There are those who remain attached to their pasts and refuse to relinquish them in order to hop on the latest bandwagon of “progress.” They ignore the nagging messages to bring themselves up-to-date, unconvinced that the newest tools have as much worth as their stockpile of moments, conversations, and personal history, weighted with nostalgia and lessons learned.

Eventually, these people will get left behind, unable to function properly in the world we live in, unable to communicate with those who have moved on, unable to accept new developments.

But these people are not the only ones who are misguided.

You may be eager to wipe away your past for the promise of something newer and better. You don’t want that weight slowing down your forward progression.

But often, you’ll find that the moment of change is not the great leap forward that you imagined would render all your previous experiences irrelevant. And as you advance in shaky half-steps, you’ll still need those same old memories to make sense of the present. 

Because you know what they say about those who forget history . . . Though you are always looking forward, you find yourself in repeating cycle: making moments to delete as you jump into the next round, never holding on, never building up.

For genuine progress, we need to find a space for our past memories to be held and referenced, without allowing them to dominate the forefronts of our lives.

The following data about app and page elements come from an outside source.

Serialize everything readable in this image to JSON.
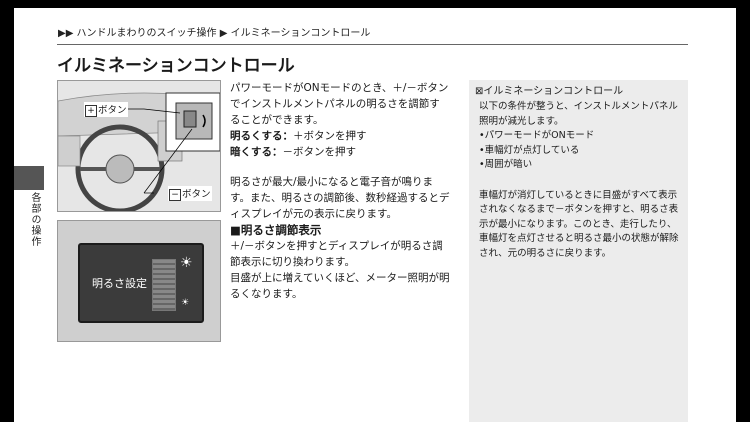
{
  "breadcrumb": "▶▶ ハンドルまわりのスイッチ操作 ▶ イルミネーションコントロール",
  "title": "イルミネーションコントロール",
  "side_tab_label": "各部の操作",
  "figure1": {
    "plus_button_label": "ボタン",
    "minus_button_label": "ボタン"
  },
  "figure2": {
    "display_text": "明るさ設定"
  },
  "main": {
    "intro": "パワーモードがONモードのとき、＋/－ボタンでインストルメントパネルの明るさを調節することができます。",
    "brighter_label": "明るくする：",
    "brighter_text": "＋ボタンを押す",
    "darker_label": "暗くする：",
    "darker_text": "－ボタンを押す",
    "limit_text": "明るさが最大/最小になると電子音が鳴ります。また、明るさの調節後、数秒経過するとディスプレイが元の表示に戻ります。",
    "section_heading": "■明るさ調節表示",
    "section_text1": "＋/－ボタンを押すとディスプレイが明るさ調節表示に切り換わります。",
    "section_text2": "目盛が上に増えていくほど、メーター照明が明るくなります。"
  },
  "sidebar": {
    "heading": "⊠イルミネーションコントロール",
    "intro": "以下の条件が整うと、インストルメントパネル照明が減光します。",
    "conditions": [
      "パワーモードがONモード",
      "車幅灯が点灯している",
      "周囲が暗い"
    ],
    "note": "車幅灯が消灯しているときに目盛がすべて表示されなくなるまで－ボタンを押すと、明るさ表示が最小になります。このとき、走行したり、車幅灯を点灯させると明るさ最小の状態が解除され、元の明るさに戻ります。"
  }
}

C: So you’re saying that I should make a backup before I erase stuff from the phone? Got it.

the-thinker-statue-with-a-cell-phone-124371


*By whom? Maybe just me.